Counter-protesters dance on H Street Northwest outside of Lafayette Park during the Unite the Right rally on Aug. 12, 2018, in Washington, D.C.
Counter-protesters dance on H Street Northwest outside of Lafayette Park during the Unite the Right rally on Aug. 12, 2018, in Washington, D.C.
Photo: Alex Wroblewski (Getty Images)

It seemed like the “alt-right” got the memo that spewing hateful rhetoric and inciting violence like we saw last year in Charlottesville, Va., only further marginalizes them. The few neo-Nazis, white nationalists and sympathizers who were present at the Unite the Right 2 March were completely dwarfed and drowned out by thousands of counter-protesters. Black Lives Matter DC and BYP100 showed up and organized over 4,000 people to remind the country that although there is a white supremacist in office, the voices of the people will be heard.

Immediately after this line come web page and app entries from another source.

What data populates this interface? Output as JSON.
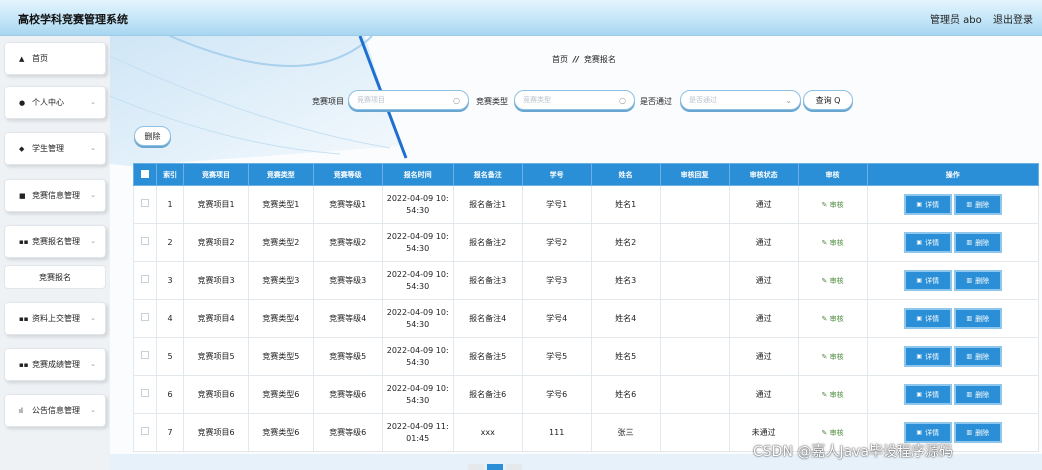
{
  "header": {
    "app_title": "高校学科竞赛管理系统",
    "admin_label": "管理员 abo",
    "logout": "退出登录"
  },
  "sidebar": {
    "items": [
      {
        "icon": "home-icon",
        "glyph": "▲",
        "label": "首页",
        "has_chevron": false
      },
      {
        "icon": "user-icon",
        "glyph": "●",
        "label": "个人中心",
        "has_chevron": true
      },
      {
        "icon": "student-icon",
        "glyph": "◆",
        "label": "学生管理",
        "has_chevron": true
      },
      {
        "icon": "briefcase-icon",
        "glyph": "■",
        "label": "竞赛信息管理",
        "has_chevron": true
      },
      {
        "icon": "grid-icon",
        "glyph": "▪▪",
        "label": "竞赛报名管理",
        "has_chevron": true
      },
      {
        "icon": "grid-icon",
        "glyph": "▪▪",
        "label": "资料上交管理",
        "has_chevron": true
      },
      {
        "icon": "grid-icon",
        "glyph": "▪▪",
        "label": "竞赛成绩管理",
        "has_chevron": true
      },
      {
        "icon": "bar-chart-icon",
        "glyph": "ıl",
        "label": "公告信息管理",
        "has_chevron": true
      }
    ],
    "sub_item": "竞赛报名"
  },
  "breadcrumb": {
    "home": "首页",
    "sep": "//",
    "current": "竞赛报名"
  },
  "search": {
    "project_label": "竞赛项目",
    "project_placeholder": "竞赛项目",
    "type_label": "竞赛类型",
    "type_placeholder": "竞赛类型",
    "pass_label": "是否通过",
    "pass_placeholder": "是否通过",
    "query_button": "查询 Q"
  },
  "toolbar": {
    "delete_batch": "删除"
  },
  "table": {
    "headers": [
      "",
      "索引",
      "竞赛项目",
      "竞赛类型",
      "竞赛等级",
      "报名时间",
      "报名备注",
      "学号",
      "姓名",
      "审核回复",
      "审核状态",
      "审核",
      "操作"
    ],
    "rows": [
      {
        "index": "1",
        "project": "竞赛项目1",
        "type": "竞赛类型1",
        "level": "竞赛等级1",
        "time": "2022-04-09 10:\n54:30",
        "remark": "报名备注1",
        "student_no": "学号1",
        "name": "姓名1",
        "reply": "",
        "status": "通过"
      },
      {
        "index": "2",
        "project": "竞赛项目2",
        "type": "竞赛类型2",
        "level": "竞赛等级2",
        "time": "2022-04-09 10:\n54:30",
        "remark": "报名备注2",
        "student_no": "学号2",
        "name": "姓名2",
        "reply": "",
        "status": "通过"
      },
      {
        "index": "3",
        "project": "竞赛项目3",
        "type": "竞赛类型3",
        "level": "竞赛等级3",
        "time": "2022-04-09 10:\n54:30",
        "remark": "报名备注3",
        "student_no": "学号3",
        "name": "姓名3",
        "reply": "",
        "status": "通过"
      },
      {
        "index": "4",
        "project": "竞赛项目4",
        "type": "竞赛类型4",
        "level": "竞赛等级4",
        "time": "2022-04-09 10:\n54:30",
        "remark": "报名备注4",
        "student_no": "学号4",
        "name": "姓名4",
        "reply": "",
        "status": "通过"
      },
      {
        "index": "5",
        "project": "竞赛项目5",
        "type": "竞赛类型5",
        "level": "竞赛等级5",
        "time": "2022-04-09 10:\n54:30",
        "remark": "报名备注5",
        "student_no": "学号5",
        "name": "姓名5",
        "reply": "",
        "status": "通过"
      },
      {
        "index": "6",
        "project": "竞赛项目6",
        "type": "竞赛类型6",
        "level": "竞赛等级6",
        "time": "2022-04-09 10:\n54:30",
        "remark": "报名备注6",
        "student_no": "学号6",
        "name": "姓名6",
        "reply": "",
        "status": "通过"
      },
      {
        "index": "7",
        "project": "竞赛项目6",
        "type": "竞赛类型6",
        "level": "竞赛等级6",
        "time": "2022-04-09 11:\n01:45",
        "remark": "xxx",
        "student_no": "111",
        "name": "张三",
        "reply": "",
        "status": "未通过"
      }
    ],
    "audit_link": "✎ 审核",
    "detail_button": "详情",
    "delete_button": "删除"
  },
  "watermark": "CSDN @嘉人Java毕设程序源码",
  "colors": {
    "accent": "#2a8fd6",
    "header_top": "#e4f4fd",
    "header_bottom": "#a8d6f0",
    "sidebar_bg": "#eef2f5"
  }
}
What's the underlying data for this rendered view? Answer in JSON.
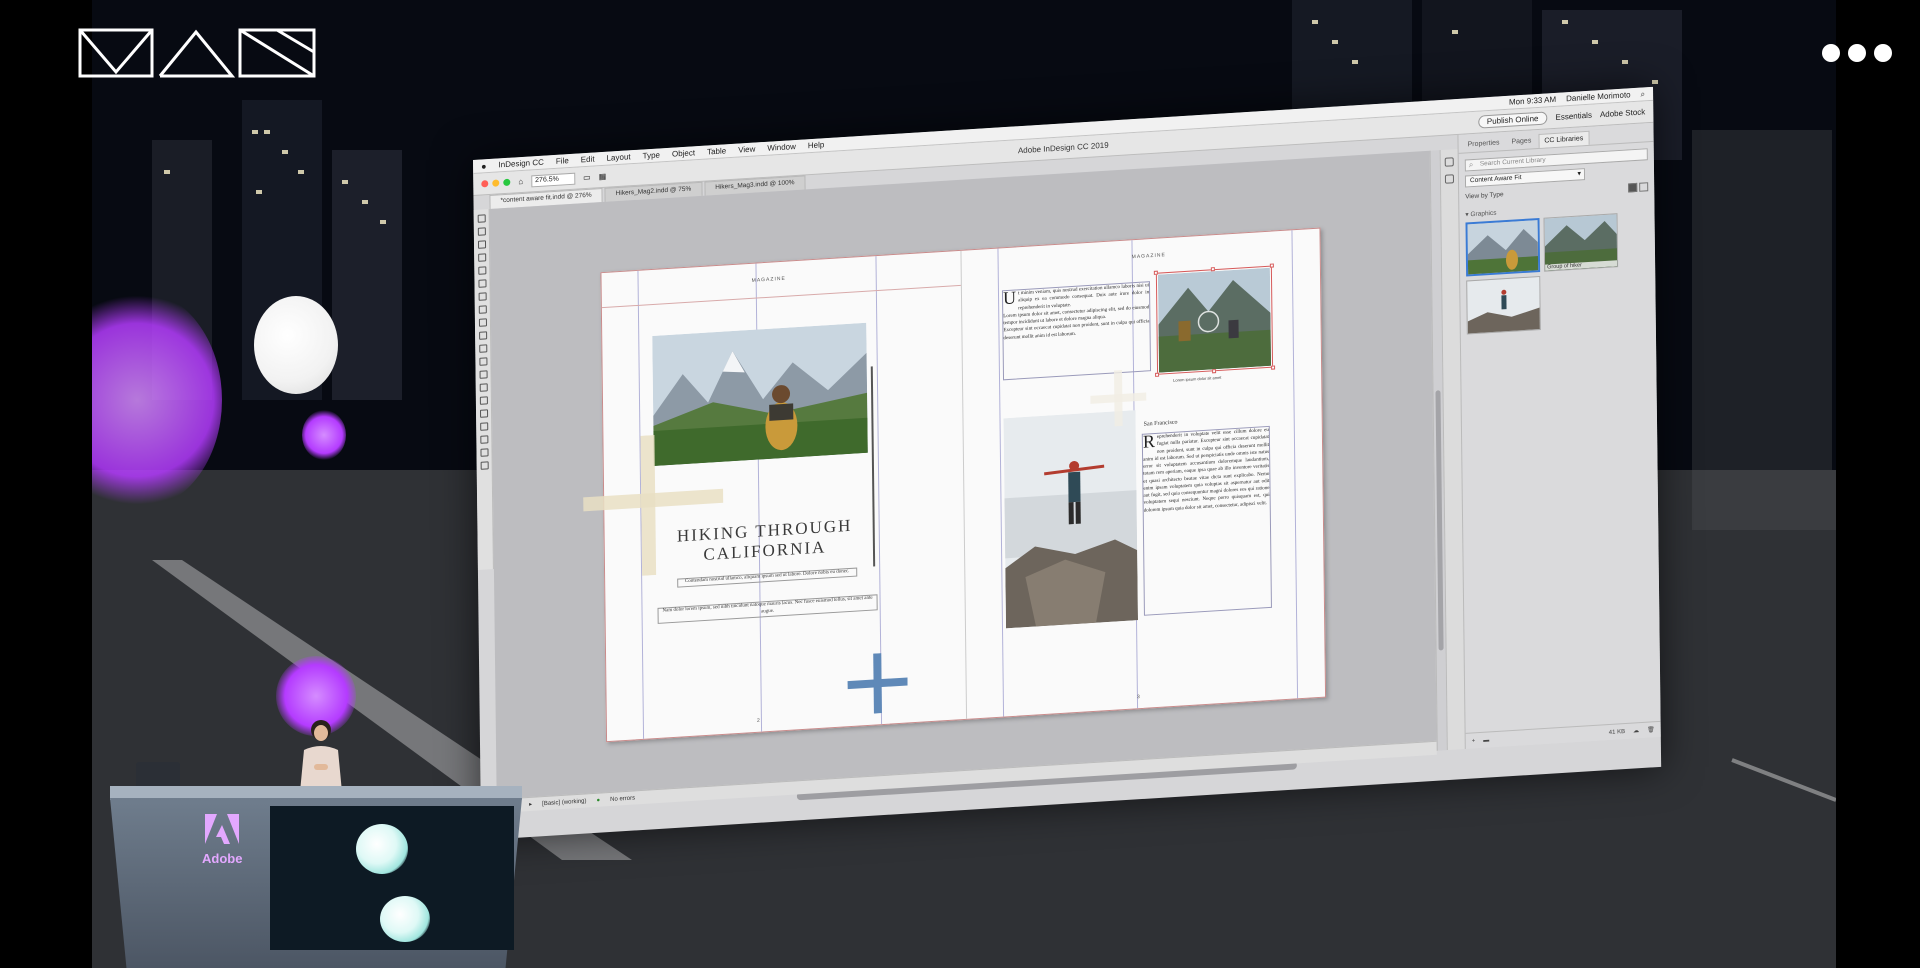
{
  "event_logo": {
    "text": "MAX"
  },
  "colors": {
    "accent_purple": "#b43bff",
    "selection_red": "#d65a5a",
    "selection_blue": "#3a7bd5",
    "status_green": "#2b8a2b"
  },
  "mac_menu": {
    "apple": "",
    "right": {
      "clock": "Mon 9:33 AM",
      "user": "Danielle Morimoto",
      "search_placeholder": "Adobe Stock"
    }
  },
  "app": {
    "title": "Adobe InDesign CC 2019",
    "menu": [
      "InDesign CC",
      "File",
      "Edit",
      "Layout",
      "Type",
      "Object",
      "Table",
      "View",
      "Window",
      "Help"
    ],
    "zoom": "276.5%",
    "publish_online": "Publish Online",
    "workspace": "Essentials"
  },
  "doc_tabs": [
    {
      "label": "*content aware fit.indd @ 276%",
      "active": true
    },
    {
      "label": "Hikers_Mag2.indd @ 75%",
      "active": false
    },
    {
      "label": "Hikers_Mag3.indd @ 100%",
      "active": false
    }
  ],
  "spread": {
    "running_head_left": "MAGAZINE",
    "running_head_right": "MAGAZINE",
    "headline_line1": "HIKING THROUGH",
    "headline_line2": "CALIFORNIA",
    "subhead": "Contendam nostrud ullamco, aliquam ipsum sed ut labore. Dolore nobis eu donec.",
    "intro": "Nam dolor lorem ipsum, sed nibh tincidunt natoque mauris lacus. Nec fusce euismod tellus, sit amet ante augue.",
    "left_page_number": "2",
    "right_page_number": "3",
    "right_top_dropcap": "U",
    "right_top_text_1": "t minim veniam, quis nostrud exercitation ullamco laboris nisi ut aliquip ex ea commodo consequat. Duis aute irure dolor in reprehenderit in voluptate.",
    "right_top_text_2": "Lorem ipsum dolor sit amet, consectetur adipiscing elit, sed do eiusmod tempor incididunt ut labore et dolore magna aliqua.",
    "right_top_text_3": "Excepteur sint occaecat cupidatat non proident, sunt in culpa qui officia deserunt mollit anim id est laborum.",
    "photo_caption": "Lorem ipsum dolor sit amet",
    "kicker": "San Francisco",
    "body_dropcap": "R",
    "body_text": "eprehenderit in voluptate velit esse cillum dolore eu fugiat nulla pariatur. Excepteur sint occaecat cupidatat non proident, sunt in culpa qui officia deserunt mollit anim id est laborum. Sed ut perspiciatis unde omnis iste natus error sit voluptatem accusantium doloremque laudantium, totam rem aperiam, eaque ipsa quae ab illo inventore veritatis et quasi architecto beatae vitae dicta sunt explicabo. Nemo enim ipsam voluptatem quia voluptas sit aspernatur aut odit aut fugit, sed quia consequuntur magni dolores eos qui ratione voluptatem sequi nesciunt. Neque porro quisquam est, qui dolorem ipsum quia dolor sit amet, consectetur, adipisci velit."
  },
  "status_bar": {
    "page": "1",
    "style": "[Basic] (working)",
    "errors": "No errors"
  },
  "libraries_panel": {
    "tabs": [
      "Properties",
      "Pages",
      "CC Libraries"
    ],
    "active_tab": "CC Libraries",
    "search_placeholder": "Search Current Library",
    "library": "Content Aware Fit",
    "view_by": "View by Type",
    "section": "Graphics",
    "assets": [
      {
        "label": ""
      },
      {
        "label": "Group of hiker"
      },
      {
        "label": ""
      }
    ],
    "footer_size": "41 KB"
  }
}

Last year, we witnessed a white supremacist march into Charlottesville that created violence and death. Counter-protestors stood up boldly against mostly white men who were hell-bent on creating a type of chaos reminiscent of the early 1930s and ’40s during the height of lynch mobs. After the protest, Heather Heyer was dead and a city and nation whirled with trauma.

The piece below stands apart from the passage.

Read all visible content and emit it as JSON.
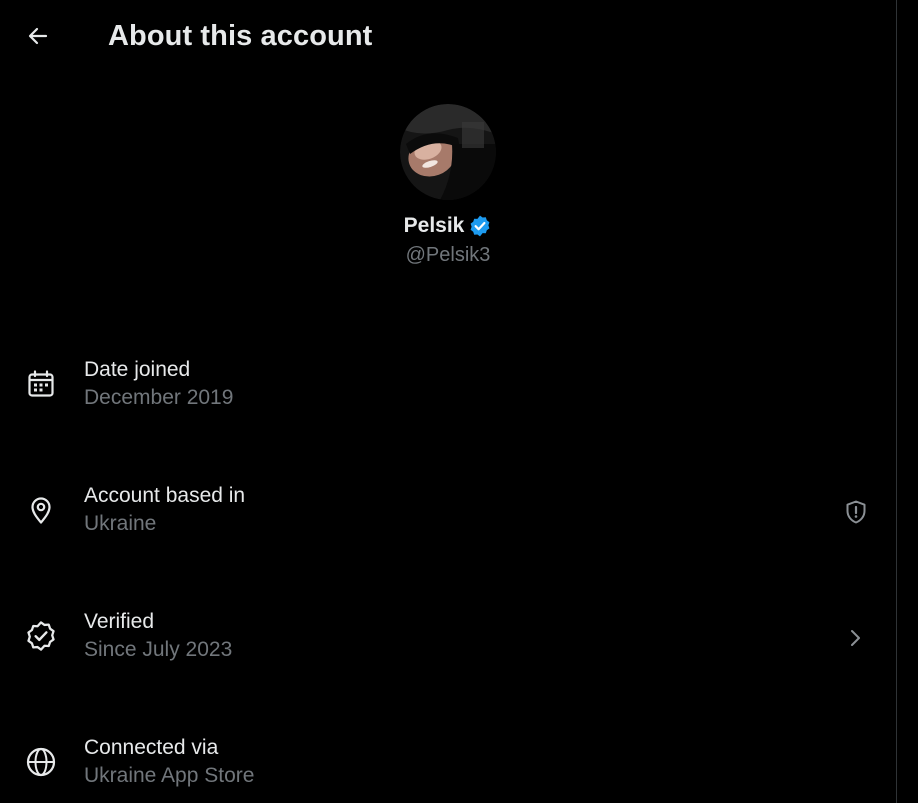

A few weeks later, white supremacist protesters decided to show up in Boston with another Unite the Right rally. This time our movement was prepared and with the leadership of Black Lives Matter Boston, Cambridge and a fierce activist, Monica Cannon, they mobilized thousands of folks to show up and counter-protest against a laughably tiny rally of white supremacists.

We are living under some of the most frightening times and yet organizations like Black Lives Matter and BYP100—both parts of the Movement for Black Lives—are not just organizing counter-protests against white supremacists, but are on the front lines of changing the way we understand democracy. We march, we vote, we challenge and confront this nation’s underbelly and we are winning.

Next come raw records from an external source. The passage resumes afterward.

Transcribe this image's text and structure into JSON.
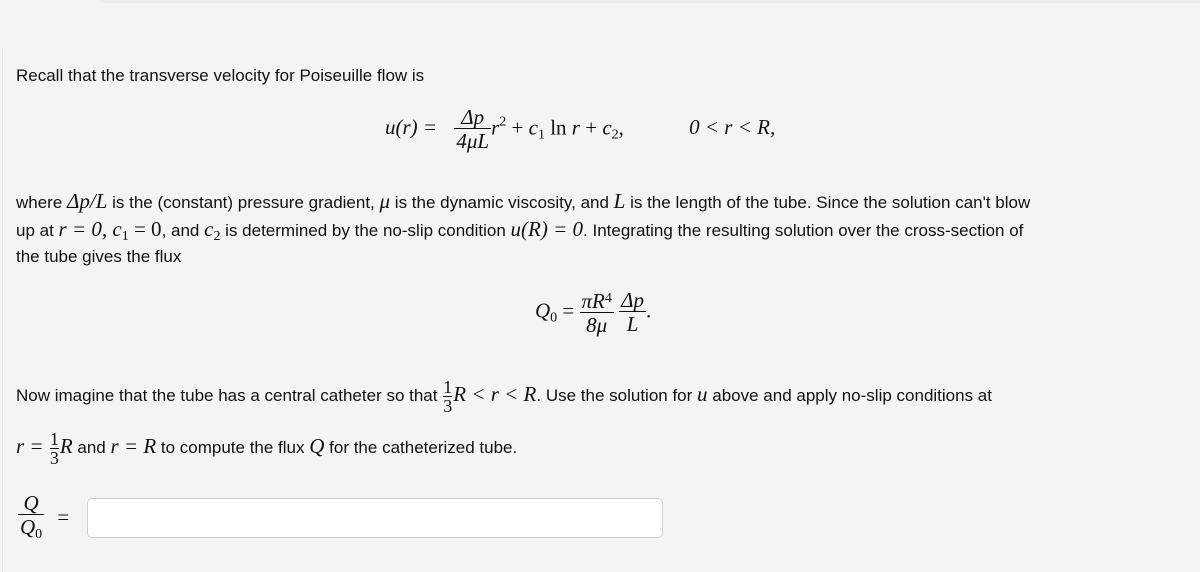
{
  "intro": {
    "text": "Recall that the transverse velocity for Poiseuille flow is"
  },
  "velocity_equation": {
    "lhs": "u(r) =",
    "frac_num": "Δp",
    "frac_den": "4μL",
    "term_r": "r",
    "r_exp": "2",
    "plus1": " + ",
    "c1": "c",
    "c1_sub": "1",
    "ln": " ln ",
    "r2": "r",
    "plus2": " + ",
    "c2": "c",
    "c2_sub": "2",
    "comma": ",",
    "domain": "0 < r < R,"
  },
  "paragraph2": {
    "line1_a": "where ",
    "line1_dp": "Δp/L",
    "line1_b": " is the (constant) pressure gradient, ",
    "line1_mu": "μ",
    "line1_c": " is the dynamic viscosity, and ",
    "line1_L": "L",
    "line1_d": " is the length of the tube. Since the solution can't blow",
    "line2_a": "up at ",
    "line2_r0": "r = 0, ",
    "line2_c1": "c",
    "line2_c1_sub": "1",
    "line2_eq0": " = 0",
    "line2_b": ", and ",
    "line2_c2": "c",
    "line2_c2_sub": "2",
    "line2_c": " is determined by the no-slip condition ",
    "line2_uR": "u(R) = 0",
    "line2_d": ". Integrating the resulting solution over the cross-section of",
    "line3": "the tube gives the flux"
  },
  "flux_equation": {
    "lhs": "Q",
    "lhs_sub": "0",
    "equals": " = ",
    "frac1_num": "πR",
    "frac1_num_exp": "4",
    "frac1_den": "8μ",
    "frac2_num": "Δp",
    "frac2_den": "L",
    "period": "."
  },
  "paragraph3": {
    "line1_a": "Now imagine that the tube has a central catheter so that ",
    "frac_num": "1",
    "frac_den": "3",
    "line1_ineq": "R < r < R",
    "line1_b": ". Use the solution for ",
    "line1_u": "u",
    "line1_c": " above and apply no-slip conditions at",
    "line2_r": "r = ",
    "line2_frac_num": "1",
    "line2_frac_den": "3",
    "line2_R": "R",
    "line2_a": " and ",
    "line2_rR": "r = R",
    "line2_b": " to compute the flux ",
    "line2_Q": "Q",
    "line2_c": " for the catheterized tube."
  },
  "answer": {
    "lhs_num": "Q",
    "lhs_den": "Q",
    "lhs_den_sub": "0",
    "equals": "=",
    "input_value": "",
    "input_placeholder": ""
  }
}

They said 400 people full of hate rhetoric would be in D.C. and yet only 25 of them showed up. This is because our work is working. Our movements are developing a sophisticated response to the cowardice of white supremacists who are unable to mobilize their own base to a rally they called for.

Sunday was a victory. It was incredible to see black people: queer, cis, trans, nongender conforming, disabled, immigrants, and our allies all standing up to white supremacy, and experiencing love and joy together. It was beautiful. We are here to get down to business and to send the clear message that we will always stand up for equality and black lives while having fun. BLM rallies are full of song and dance, allies, affirmation and pride.


We were here not only to confront white supremacy but to promote black liberation and center black joy.

Patrisse Khan-Cullors is an artist, organizer and freedom fighter living and working in Los Angeles. Co-founder of Black Lives Matter, and founder of Dignity and Power Now, she is also a performance artist, a Fulbright scholar, a popular public speaker and an NAACP History Maker. Patrisse is currently a 2019 MFA candidate at the University of Southern California. Follow her on Twitter.



What happened Sunday is a prime example why they have an issue with us protesting but have nothing to say when the KKK is marching the streets. We come out in high numbers and watch their numbers dwindle.